*** MATERIAL FOR THIS EXERCISE Section Begins ***

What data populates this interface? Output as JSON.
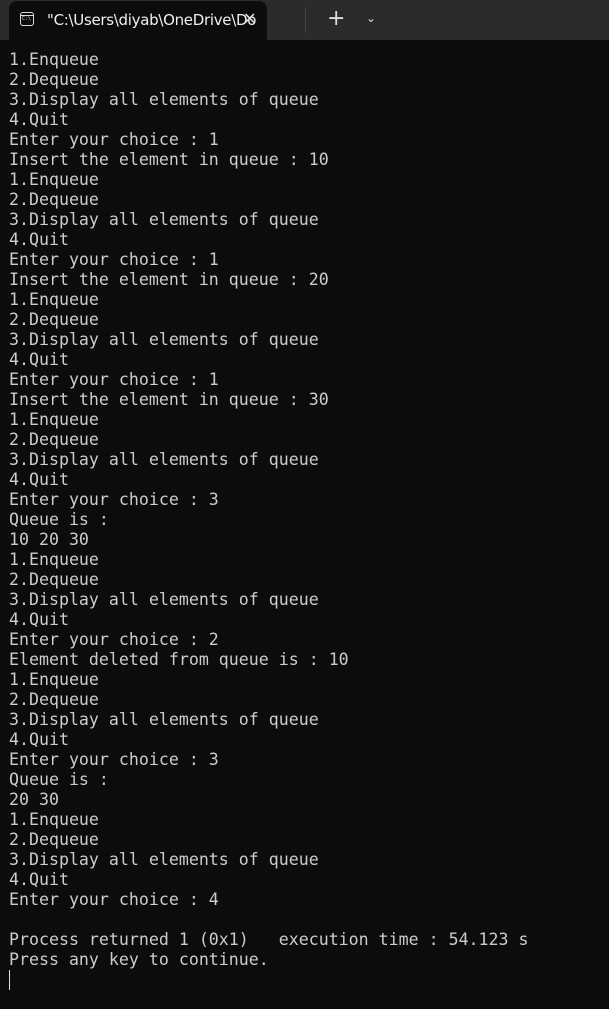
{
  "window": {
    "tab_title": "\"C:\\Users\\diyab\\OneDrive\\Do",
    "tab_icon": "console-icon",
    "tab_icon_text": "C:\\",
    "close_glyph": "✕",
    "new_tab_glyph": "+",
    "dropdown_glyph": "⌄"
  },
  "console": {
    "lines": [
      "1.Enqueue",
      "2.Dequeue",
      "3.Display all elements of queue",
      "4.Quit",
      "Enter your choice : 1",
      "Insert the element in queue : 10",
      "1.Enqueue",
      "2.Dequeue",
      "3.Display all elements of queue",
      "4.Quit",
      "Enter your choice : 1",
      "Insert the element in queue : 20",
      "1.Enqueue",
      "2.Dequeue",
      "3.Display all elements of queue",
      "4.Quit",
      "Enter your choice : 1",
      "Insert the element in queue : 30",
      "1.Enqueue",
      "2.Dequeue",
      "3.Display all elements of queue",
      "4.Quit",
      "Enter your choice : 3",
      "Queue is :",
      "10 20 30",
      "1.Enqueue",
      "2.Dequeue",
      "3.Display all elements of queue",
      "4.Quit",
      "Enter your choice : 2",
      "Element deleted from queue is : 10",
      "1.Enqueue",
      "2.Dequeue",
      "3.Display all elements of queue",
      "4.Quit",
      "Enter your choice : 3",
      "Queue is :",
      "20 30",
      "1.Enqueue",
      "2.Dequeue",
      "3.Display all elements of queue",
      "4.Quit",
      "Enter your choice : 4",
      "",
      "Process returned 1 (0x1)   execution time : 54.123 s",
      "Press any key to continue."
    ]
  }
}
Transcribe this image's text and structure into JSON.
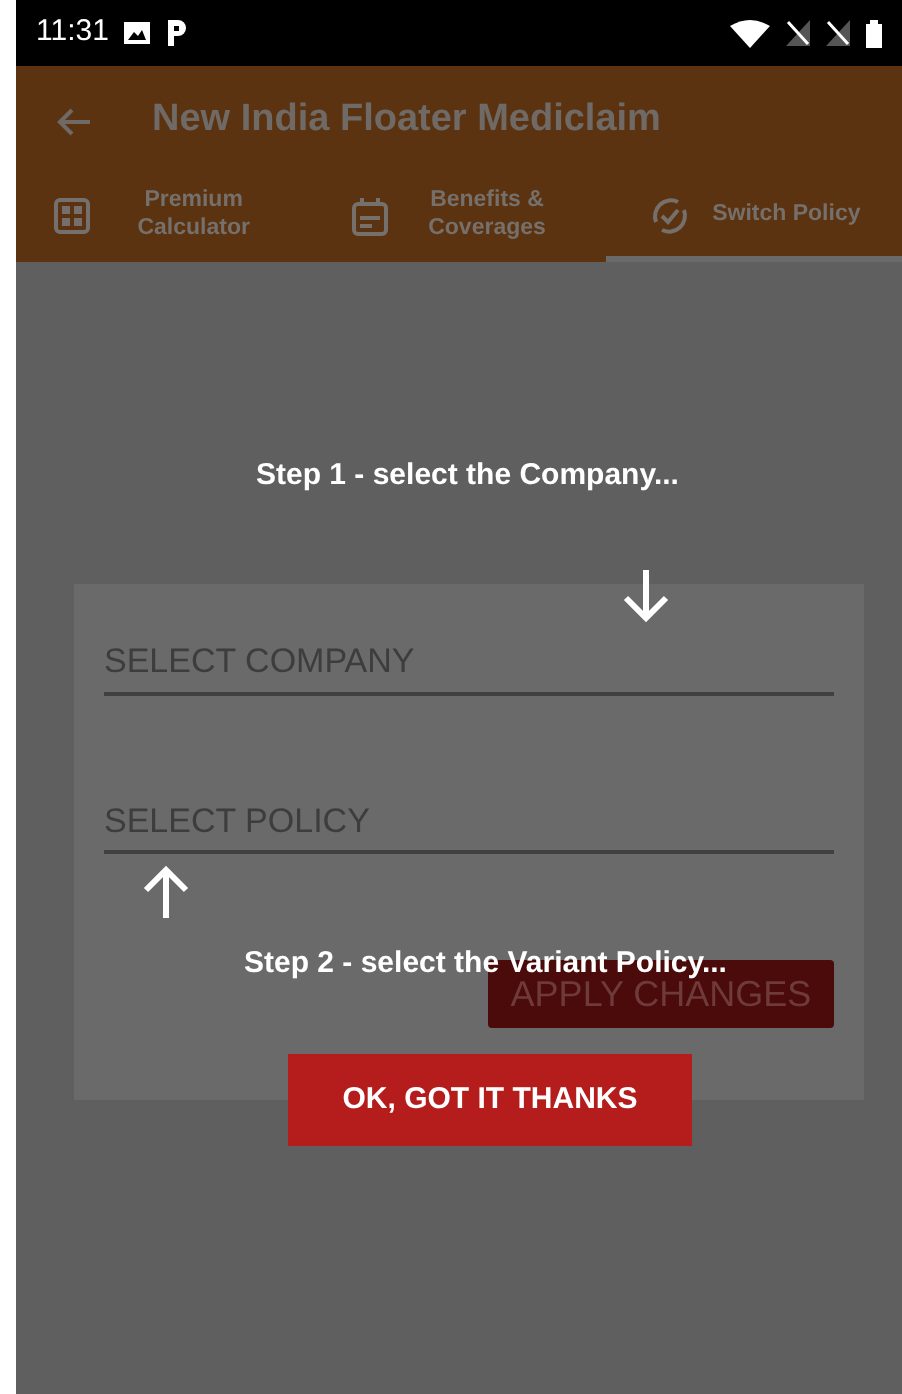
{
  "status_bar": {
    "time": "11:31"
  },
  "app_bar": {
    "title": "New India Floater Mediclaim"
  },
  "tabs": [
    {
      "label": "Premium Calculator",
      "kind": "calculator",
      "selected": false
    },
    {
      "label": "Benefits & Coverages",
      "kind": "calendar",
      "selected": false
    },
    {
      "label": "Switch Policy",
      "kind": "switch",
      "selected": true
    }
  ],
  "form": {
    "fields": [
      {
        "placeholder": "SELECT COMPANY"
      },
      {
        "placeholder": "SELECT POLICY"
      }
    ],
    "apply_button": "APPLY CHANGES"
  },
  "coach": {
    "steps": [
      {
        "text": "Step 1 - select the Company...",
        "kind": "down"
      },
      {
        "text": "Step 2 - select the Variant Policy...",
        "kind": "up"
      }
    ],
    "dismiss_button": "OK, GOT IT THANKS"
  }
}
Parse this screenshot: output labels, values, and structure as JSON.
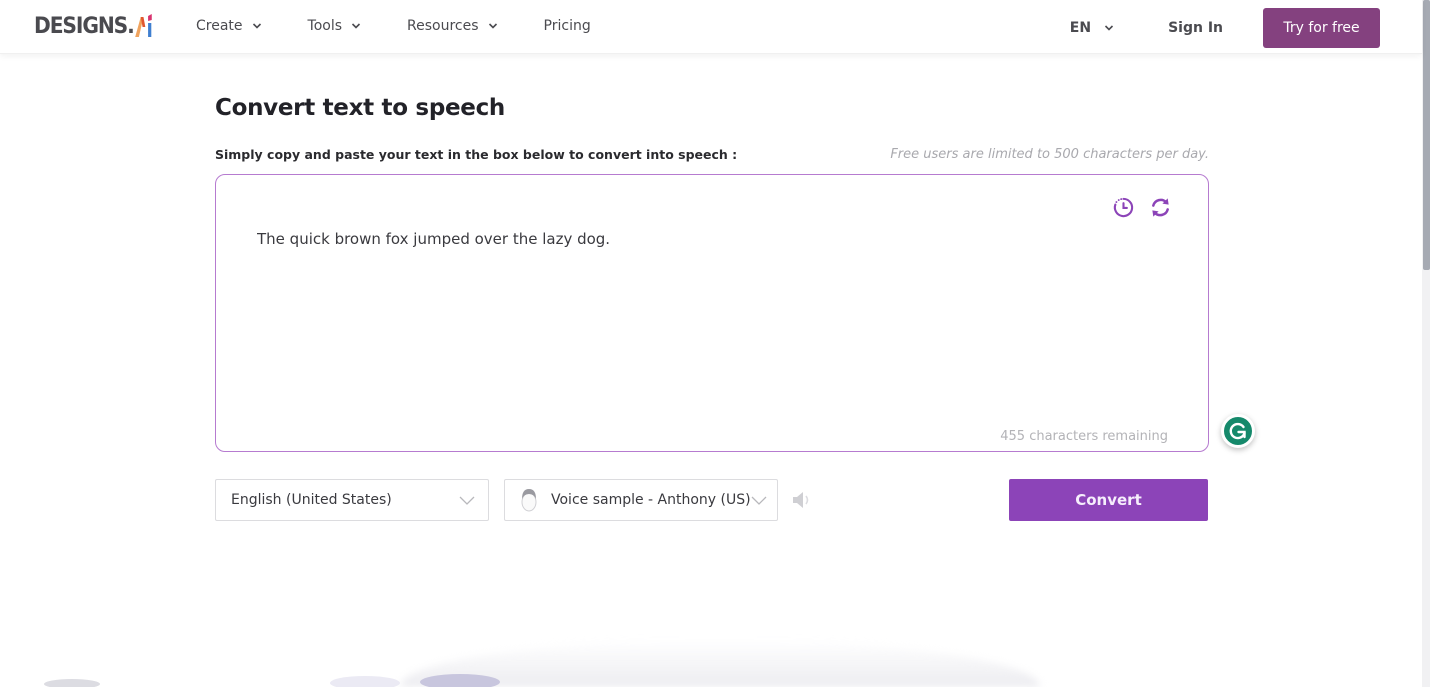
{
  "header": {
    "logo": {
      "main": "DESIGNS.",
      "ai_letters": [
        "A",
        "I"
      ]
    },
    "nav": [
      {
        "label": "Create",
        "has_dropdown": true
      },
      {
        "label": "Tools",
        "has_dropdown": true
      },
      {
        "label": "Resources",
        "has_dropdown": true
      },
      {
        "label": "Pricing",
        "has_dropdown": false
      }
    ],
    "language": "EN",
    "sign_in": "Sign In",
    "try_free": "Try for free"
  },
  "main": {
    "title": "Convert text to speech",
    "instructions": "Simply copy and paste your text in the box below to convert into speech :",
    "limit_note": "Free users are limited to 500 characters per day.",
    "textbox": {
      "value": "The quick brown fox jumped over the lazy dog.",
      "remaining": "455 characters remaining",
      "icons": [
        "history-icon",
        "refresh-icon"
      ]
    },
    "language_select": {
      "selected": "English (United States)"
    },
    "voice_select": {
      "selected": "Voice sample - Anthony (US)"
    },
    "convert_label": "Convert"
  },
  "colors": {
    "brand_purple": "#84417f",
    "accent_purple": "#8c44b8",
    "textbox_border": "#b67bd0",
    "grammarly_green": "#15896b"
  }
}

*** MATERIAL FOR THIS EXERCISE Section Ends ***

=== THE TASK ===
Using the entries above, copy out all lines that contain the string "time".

=== EXERCISE OUTPUT ===
      "Process returned 1 (0x1)   execution time : 54.123 s",
    "time": "11:31"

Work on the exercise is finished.